“We are concerned that the integrity of the licence fee as the guarantor of the BBC’s financial independence has been undermined. In particular, the Government should not have asked the BBC to accept responsibility for over- 75s’ licences, nor should the BBC have agreed to take it on.

“A new, independent and transparent process for setting the licence fee is necessary. We recommend the establishment of a new body called the BBC Funding Commission, which should be in place in 2021 in time for the next round of licence fee negotiations.”

The report also warns they are “concerned that the integrity of the licence fee has been undermined” by a “succession of settlements which were carried out in secret and which have tended to disadvantage the BBC”.

The report said the “decision on whether to provide free licences to the over-75s is a matter of welfare policy”.

DON’T MISS: 
BBC News’ Dan Walker loses it with Starmer over ‘uncomfortable’ plan [LATEST]
Emily Maitlis shutdown as she is corrected during Newsnight [VIDEO]
Dan Walker: ‘Bit cruel’ BBC Breakfast host blasts bias claims [INSIGHT]

BBC

BBC told they had had become a ‘jack of all trades and master of none’ (Image: GETTY)

Netflix

Giant US company now a major competitor for the BBC (Image: GETTY)

It adds: “The BBC should not have been asked to take on this decision, and the BBC should not have accepted it.

“Responsibility for licences for over-75s should be off the table in future licence fee negotiations.”

Commenting on the report, Chairman of the Committee Lord Gilbert of Panteg, said: “For many people, especially young people, watching TV in real-time is now the exception rather than the norm.

“While the arrival of SVODs has created exciting opportunities for the creative sector and for audiences, particularly in drama, we are concerned by the unpredictability of future developments.

“PSBs provide a stable investment platform for a diverse range of content, made for UK audiences, and freely available on a reliable over the air platform.

“At a time of polarisation, public service broadcasters play a role in unifying the country through shared experiences.

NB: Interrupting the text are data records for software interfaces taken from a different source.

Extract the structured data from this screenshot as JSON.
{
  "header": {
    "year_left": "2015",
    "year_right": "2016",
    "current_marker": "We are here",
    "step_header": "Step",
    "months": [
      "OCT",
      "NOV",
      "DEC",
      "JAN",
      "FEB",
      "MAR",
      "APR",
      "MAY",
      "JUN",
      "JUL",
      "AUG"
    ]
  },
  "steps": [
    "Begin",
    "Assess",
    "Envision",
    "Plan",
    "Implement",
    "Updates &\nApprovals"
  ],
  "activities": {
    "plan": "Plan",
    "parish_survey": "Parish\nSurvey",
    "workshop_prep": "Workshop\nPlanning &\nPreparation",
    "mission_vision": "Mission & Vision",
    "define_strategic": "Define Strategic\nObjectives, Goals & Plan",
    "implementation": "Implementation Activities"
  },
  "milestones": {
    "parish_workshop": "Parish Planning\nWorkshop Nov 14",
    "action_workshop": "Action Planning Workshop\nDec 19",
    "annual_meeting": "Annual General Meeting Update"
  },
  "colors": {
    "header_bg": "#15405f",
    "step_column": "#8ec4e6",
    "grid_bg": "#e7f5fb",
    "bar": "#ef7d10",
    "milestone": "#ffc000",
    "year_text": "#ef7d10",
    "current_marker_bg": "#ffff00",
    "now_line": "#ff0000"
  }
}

“Our recommendations will ensure that public service broadcasters are able to continue to serve us and afford to make world-class programmes. If we fail to support our public service broadcasters, audiences would miss them when they’re gone.”

It comes just weeks after a scathing report by Ofcom which found the BBC is “reputationally damaged” and is seen as too “London-centric”.

The Ofcom report said if there was not “transparent signs of progress” at the BBC then the regulatory and competition authority would “step in and place additional conditions on the BBC”.

In the review of BBC News and current affairs, launched in March, Ofcom said the channel is seen by some as “representing a white, middle-class and London-centric point of view that is not relevant to their lives”.

The BBC has also been warned it may not be sustainable in its current form if it fails to regain younger audiences, Ofcom said in its second annual report on the company.

A BBC spokesperson said: “We welcome this timely report which strongly supports the continuing and essential role of the BBC and other UK PSBs, and the central role of the Licence Fee in providing a vital source of finance for UK content production.

“We also agree with the Committee on the need for a proper process and transparency around the next licence fee settlement, and for the BBC to be able to innovate speedily in a fast-moving media market”.



Source link

Videos

Most Popular Posts